WHAT TO WORK ON
Copy exactly, and copy nothing else: the line that contains "Enumerate this screenshot's" and all lines after it in the listing, without pictures.

DATA EXTRACTS

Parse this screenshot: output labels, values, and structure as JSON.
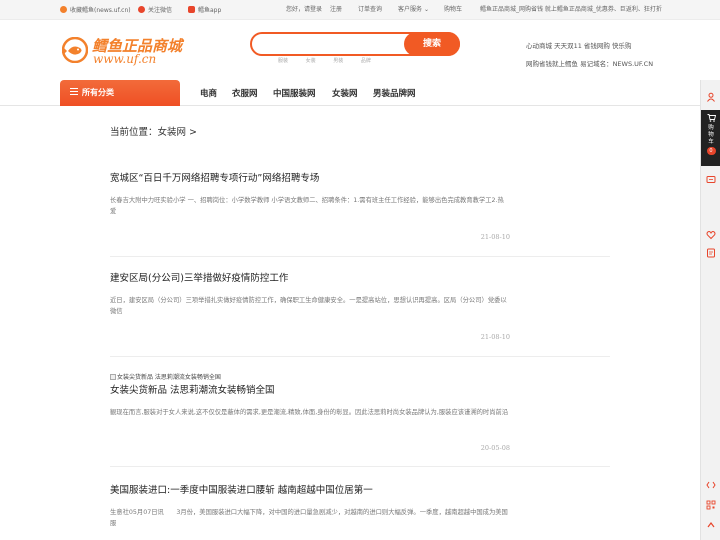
{
  "topbar": {
    "bookmark": "收藏鳕鱼(news.uf.cn)",
    "wechat": "关注微信",
    "app": "鳕鱼app",
    "greeting": "您好，请登录",
    "register": "注册",
    "orders": "订单查询",
    "service": "客户服务",
    "cart": "购物车",
    "site_title": "鳕鱼正品商城_网购省钱 就上鳕鱼正品商城_优惠券、巨返利、狂打折"
  },
  "header": {
    "logo_cn": "鳕鱼正品商城",
    "logo_en": "www.uf.cn",
    "search_placeholder": "",
    "search_button": "搜索",
    "hot_words": [
      "服装",
      "女装",
      "男装",
      "品牌"
    ],
    "slogan_line1": "心动商城 天天双11 省钱网购 快乐购",
    "slogan_line2": "网购省钱就上鳕鱼 易记域名：NEWS.UF.CN"
  },
  "nav": {
    "all_categories": "所有分类",
    "links": [
      "电商",
      "衣服网",
      "中国服装网",
      "女装网",
      "男装品牌网"
    ]
  },
  "sidebar": {
    "cart_label": "购物车",
    "cart_count": "0"
  },
  "breadcrumb": "当前位置：女装网 >",
  "articles": [
    {
      "title": "宽城区“百日千万网络招聘专项行动”网络招聘专场",
      "summary": "长春吉大附中力旺实验小学 一、招聘岗位：小学数学教师 小学语文教师二、招聘条件：1.需有班主任工作经验，能够出色完成教育教学工2.热爱",
      "date": "21-08-10"
    },
    {
      "title": "建安区局(分公司)三举措做好疫情防控工作",
      "summary": "近日，建安区局（分公司）三项举措扎实做好疫情防控工作，确保职工生命健康安全。一是提高站位，思想认识再提高。区局（分公司）党委以微信",
      "date": "21-08-10"
    },
    {
      "image_alt": "女装尖货新品 法思莉潮流女装畅销全国",
      "title": "女装尖货新品 法思莉潮流女装畅销全国",
      "summary": "観现在而言,服装对于女人来说,这不仅仅是蔽体的需求,更是潮流,精致,体面,身份的彰显。因此法思莉时尚女装品牌认为,服装应该谨溯的时尚前沿",
      "date": "20-05-08"
    },
    {
      "title": "美国服装进口:一季度中国服装进口腰斩 越南超越中国位居第一",
      "summary": "生意社05月07日讯　　3月份，美国服装进口大幅下降，对中国的进口量急剧减少，对越南的进口则大幅反弹。一季度，越南超越中国成为美国服",
      "date": ""
    }
  ],
  "colors": {
    "accent": "#f15a24",
    "logo": "#f3812c"
  }
}
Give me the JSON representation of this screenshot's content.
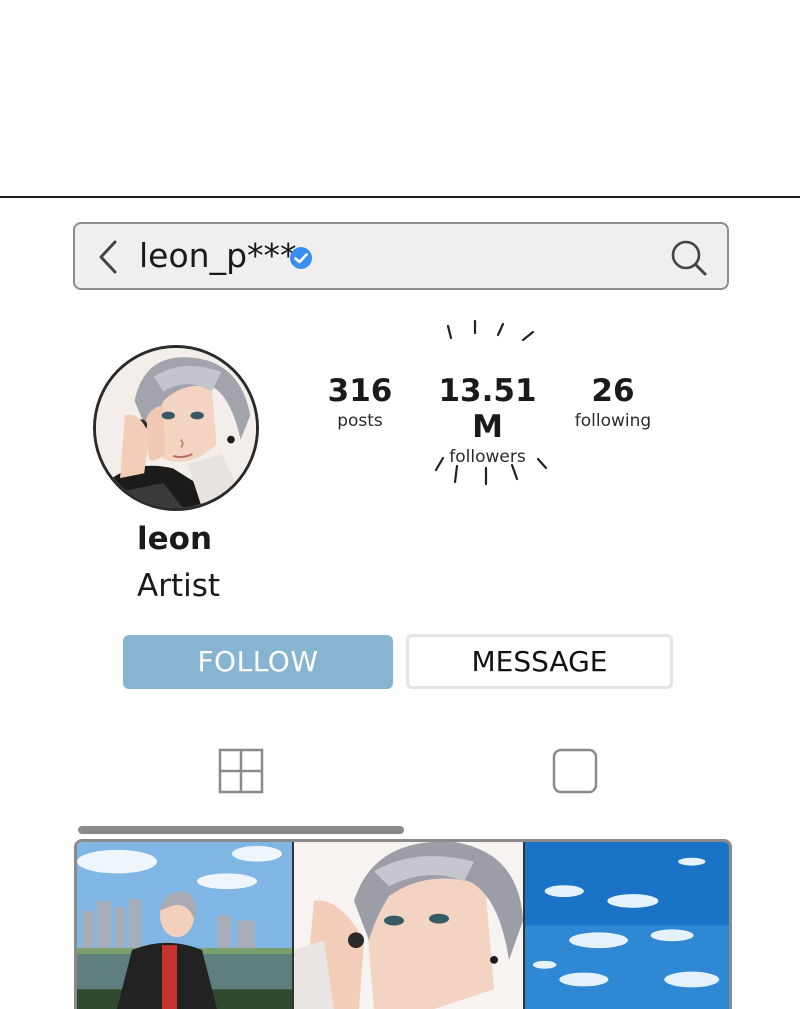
{
  "profile": {
    "handle": "leon_p***",
    "verified": true,
    "name": "leon",
    "bio": "Artist"
  },
  "stats": {
    "posts": {
      "value": "316",
      "label": "posts"
    },
    "followers": {
      "value": "13.51 M",
      "label": "followers"
    },
    "following": {
      "value": "26",
      "label": "following"
    }
  },
  "actions": {
    "follow_label": "FOLLOW",
    "message_label": "MESSAGE"
  },
  "tabs": [
    {
      "name": "grid",
      "icon": "grid-icon",
      "active": true
    },
    {
      "name": "tagged",
      "icon": "square-icon",
      "active": false
    }
  ],
  "posts": [
    {
      "icon": "city-portrait-image"
    },
    {
      "icon": "closeup-portrait-image"
    },
    {
      "icon": "sky-clouds-image"
    }
  ],
  "colors": {
    "follow_button": "#87b4d1",
    "verified_badge": "#3a8ef0",
    "search_bar_bg": "#efefef"
  }
}
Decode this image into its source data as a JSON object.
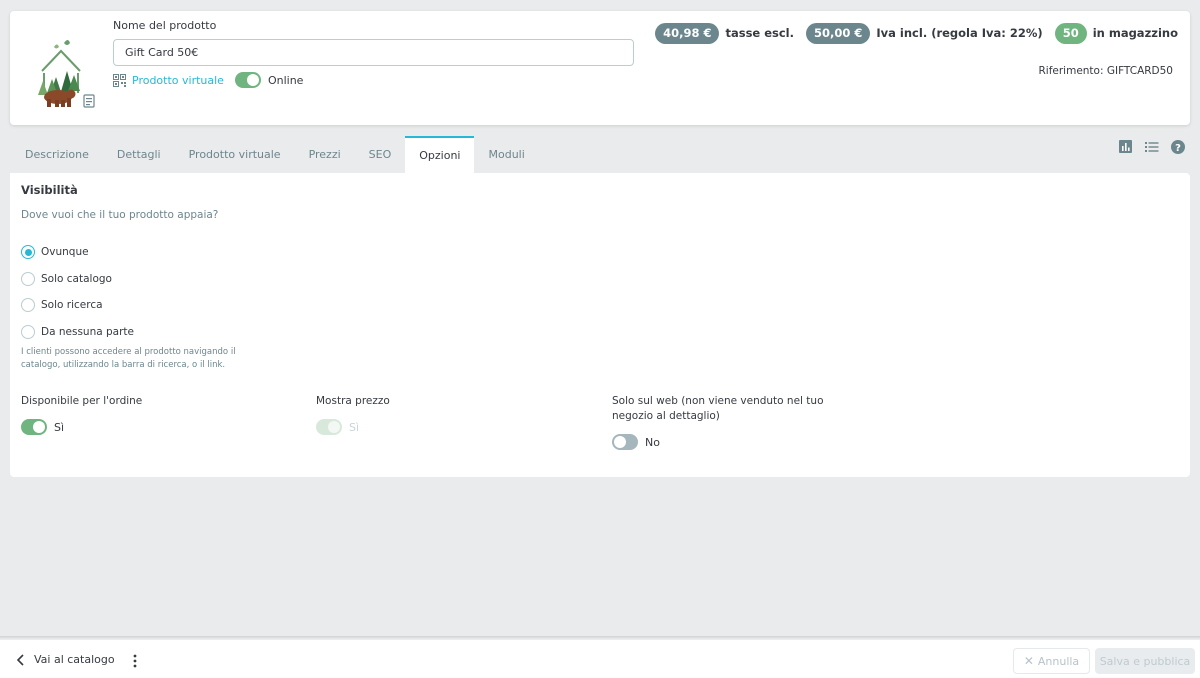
{
  "header": {
    "name_label": "Nome del prodotto",
    "name_value": "Gift Card 50€",
    "virtual_link": "Prodotto virtuale",
    "online_label": "Online",
    "online_enabled": true,
    "price_excl": "40,98 €",
    "price_excl_label": "tasse escl.",
    "price_incl": "50,00 €",
    "price_incl_label": "Iva incl. (regola Iva: 22%)",
    "stock": "50",
    "stock_label": "in magazzino",
    "reference": "Riferimento: GIFTCARD50"
  },
  "tabs": [
    {
      "label": "Descrizione",
      "active": false
    },
    {
      "label": "Dettagli",
      "active": false
    },
    {
      "label": "Prodotto virtuale",
      "active": false
    },
    {
      "label": "Prezzi",
      "active": false
    },
    {
      "label": "SEO",
      "active": false
    },
    {
      "label": "Opzioni",
      "active": true
    },
    {
      "label": "Moduli",
      "active": false
    }
  ],
  "tab_tools": [
    "bar-chart-icon",
    "list-icon",
    "help-icon"
  ],
  "visibility": {
    "title": "Visibilità",
    "question": "Dove vuoi che il tuo prodotto appaia?",
    "options": [
      "Ovunque",
      "Solo catalogo",
      "Solo ricerca",
      "Da nessuna parte"
    ],
    "selected_index": 0,
    "help": "I clienti possono accedere al prodotto navigando il catalogo, utilizzando la barra di ricerca, o il link."
  },
  "options": {
    "available_label": "Disponibile per l'ordine",
    "available_value": "Sì",
    "show_price_label": "Mostra prezzo",
    "show_price_value": "Sì",
    "web_only_label": "Solo sul web (non viene venduto nel tuo negozio al dettaglio)",
    "web_only_value": "No"
  },
  "footer": {
    "back_label": "Vai al catalogo",
    "cancel_label": "Annulla",
    "save_label": "Salva e pubblica"
  },
  "colors": {
    "accent": "#25b9d7",
    "success": "#70b580",
    "pill_gray": "#6c868e"
  }
}
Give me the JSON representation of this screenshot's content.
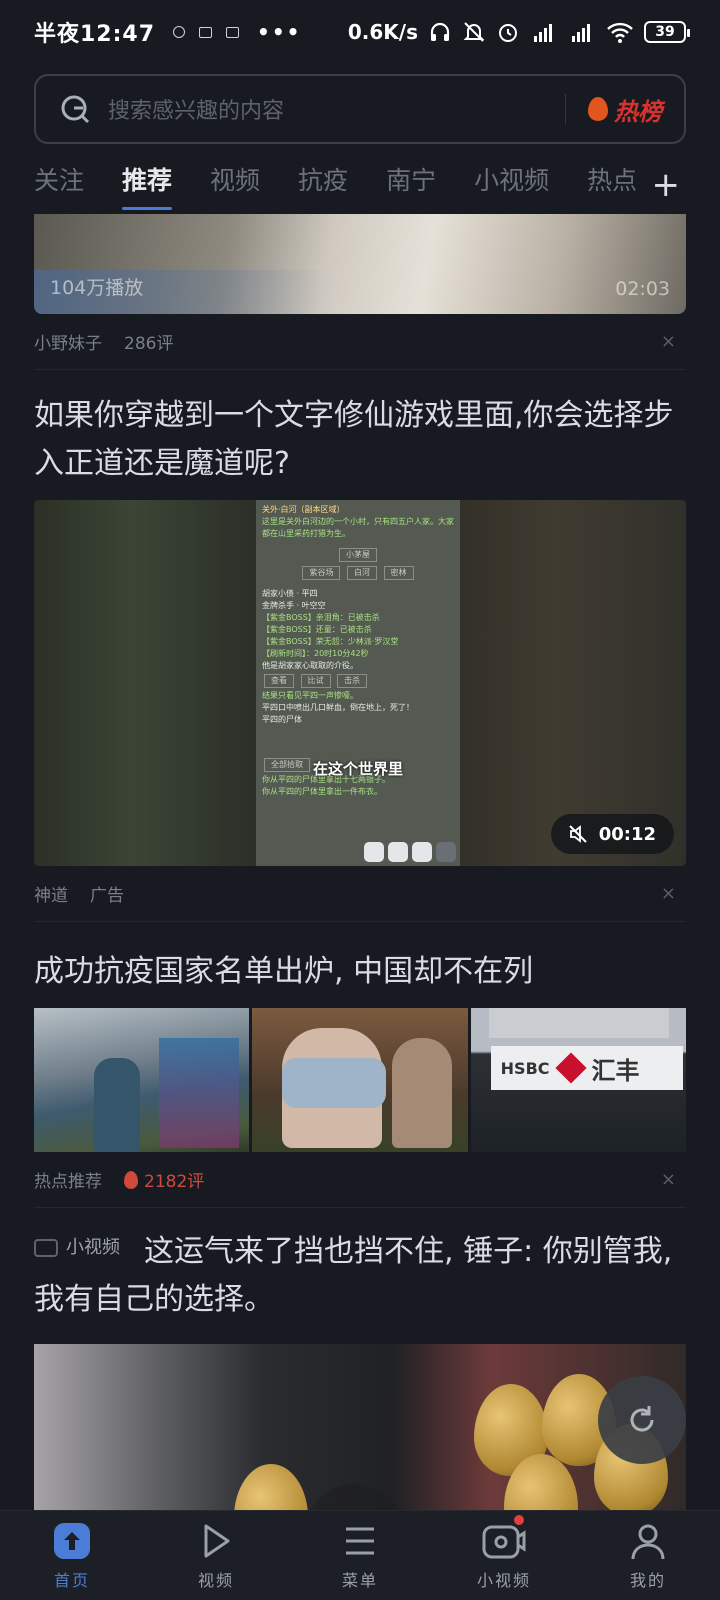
{
  "status": {
    "time": "半夜12:47",
    "dots": "•••",
    "speed": "0.6K/s",
    "battery": "39"
  },
  "search": {
    "placeholder": "搜索感兴趣的内容",
    "hot_label": "热榜"
  },
  "tabs": [
    "关注",
    "推荐",
    "视频",
    "抗疫",
    "南宁",
    "小视频",
    "热点"
  ],
  "active_tab": "推荐",
  "add_tab": "+",
  "feed": {
    "item1": {
      "views": "104万播放",
      "duration": "02:03",
      "source": "小野妹子",
      "comments": "286评",
      "close": "×"
    },
    "item2": {
      "title": "如果你穿越到一个文字修仙游戏里面,你会选择步入正道还是魔道呢?",
      "duration": "00:12",
      "caption": "在这个世界里",
      "source": "神道",
      "tag": "广告",
      "close": "×",
      "game": {
        "header": "关外·白河（副本区域）",
        "desc": "这里是关外白河边的一个小村，只有四五户人家。大家都在山里采药打猎为生。",
        "room": "小茅屋",
        "exits": [
          "紫谷场",
          "白河",
          "密林"
        ],
        "npc1": "胡家小债 · 平四",
        "npc2": "金牌杀手 · 叶空空",
        "boss1": "【紫金BOSS】亲泪角：已被击杀",
        "boss2": "【紫金BOSS】还童：已被击杀",
        "boss3": "【紫金BOSS】荣无怨：少林派·罗汉堂",
        "refresh": "【刷新时间】：20时10分42秒",
        "hint": "他是胡家家心取取的介役。",
        "actions": [
          "查看",
          "比试",
          "击杀"
        ],
        "log1": "结果只看见平四一声惨嚎。",
        "log2": "平四口中喷出几口鲜血，倒在地上，死了！",
        "log3": "平四的尸体",
        "pickup": "全部拾取",
        "log4": "你从平四的尸体里拿出十七两银子。",
        "log5": "你从平四的尸体里拿出一件布衣。"
      }
    },
    "item3": {
      "title": "成功抗疫国家名单出炉, 中国却不在列",
      "source": "热点推荐",
      "comments": "2182评",
      "close": "×",
      "sign_text": "HSBC",
      "sign_cn": "汇丰"
    },
    "item4": {
      "tag": "小视频",
      "title": "这运气来了挡也挡不住, 锤子: 你别管我, 我有自己的选择。"
    }
  },
  "bottom_nav": [
    {
      "label": "首页",
      "icon": "home-upload-icon",
      "active": true
    },
    {
      "label": "视频",
      "icon": "play-icon",
      "active": false
    },
    {
      "label": "菜单",
      "icon": "menu-icon",
      "active": false
    },
    {
      "label": "小视频",
      "icon": "camera-icon",
      "active": false,
      "badge": true
    },
    {
      "label": "我的",
      "icon": "user-icon",
      "active": false
    }
  ],
  "colors": {
    "accent": "#4b7cd6",
    "hot": "#d8322e",
    "background": "#171a20"
  }
}
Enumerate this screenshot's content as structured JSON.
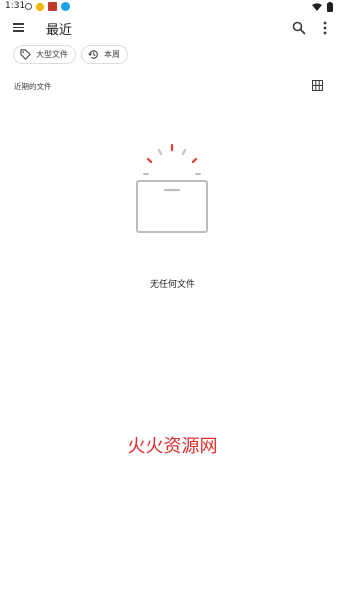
{
  "status_bar": {
    "time": "1:31",
    "icons": [
      "alarm-icon",
      "weather-sun-icon",
      "app-notification-icon",
      "blue-app-icon",
      "wifi-icon",
      "battery-icon"
    ]
  },
  "app_bar": {
    "title": "最近",
    "menu_icon": "hamburger-menu-icon",
    "search_icon": "search-icon",
    "more_icon": "more-vert-icon"
  },
  "filters": [
    {
      "label": "大型文件",
      "icon": "tag-icon"
    },
    {
      "label": "本周",
      "icon": "history-icon"
    }
  ],
  "section": {
    "label": "近期的文件",
    "view_toggle_icon": "grid-view-icon"
  },
  "empty_state": {
    "text": "无任何文件",
    "accent_color": "#e53935"
  },
  "watermark": {
    "text": "火火资源网",
    "color": "#e02d2d"
  }
}
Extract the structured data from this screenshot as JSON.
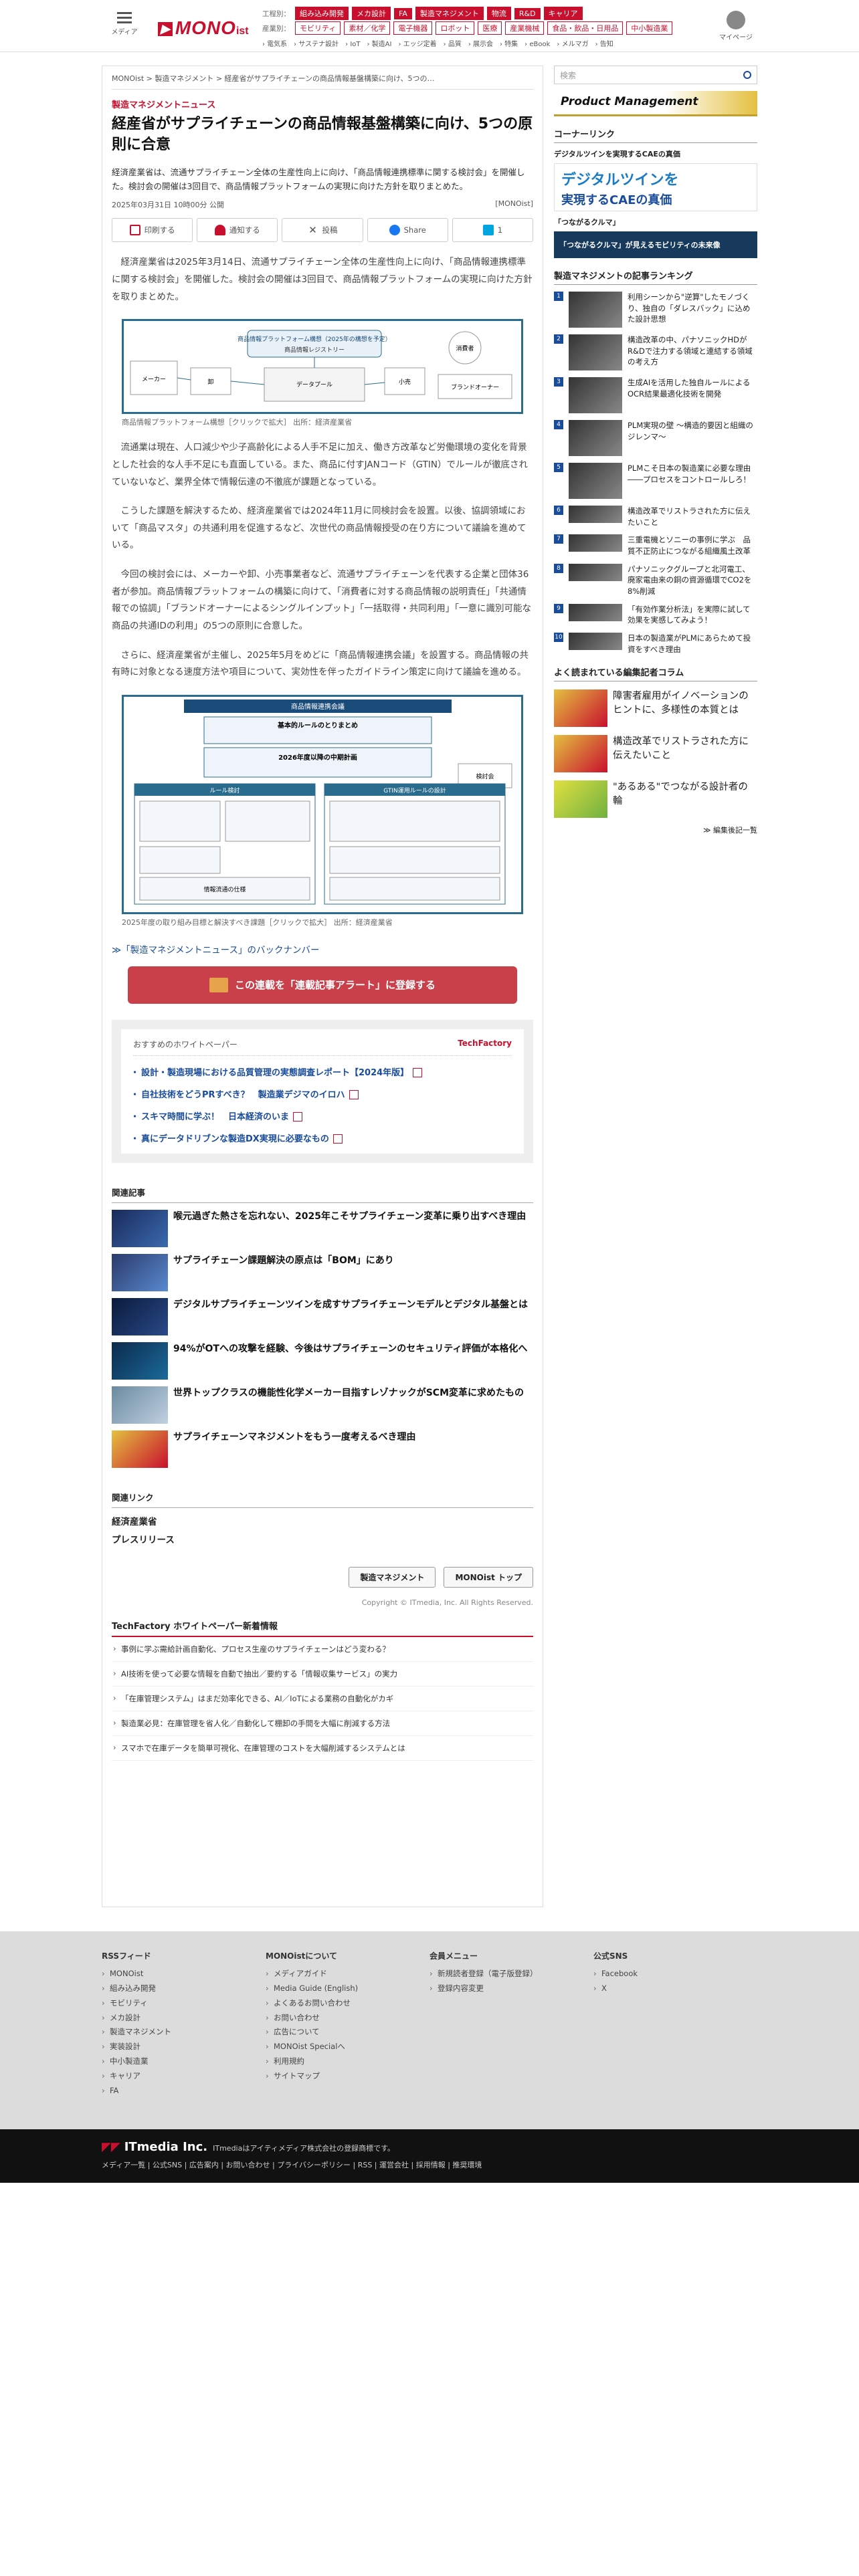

EXERCISE RESULT
Enumerate this screenshot's content as structured JSON.
{
  "status_bar": {
    "time": "1:31",
    "icons": [
      "alarm-icon",
      "weather-sun-icon",
      "app-notification-icon",
      "blue-app-icon",
      "wifi-icon",
      "battery-icon"
    ]
  },
  "app_bar": {
    "title": "最近",
    "menu_icon": "hamburger-menu-icon",
    "search_icon": "search-icon",
    "more_icon": "more-vert-icon"
  },
  "filters": [
    {
      "label": "大型文件",
      "icon": "tag-icon"
    },
    {
      "label": "本周",
      "icon": "history-icon"
    }
  ],
  "section": {
    "label": "近期的文件",
    "view_toggle_icon": "grid-view-icon"
  },
  "empty_state": {
    "text": "无任何文件",
    "accent_color": "#e53935"
  },
  "watermark": {
    "text": "火火资源网",
    "color": "#e02d2d"
  }
}
Extract the structured data from this screenshot as JSON.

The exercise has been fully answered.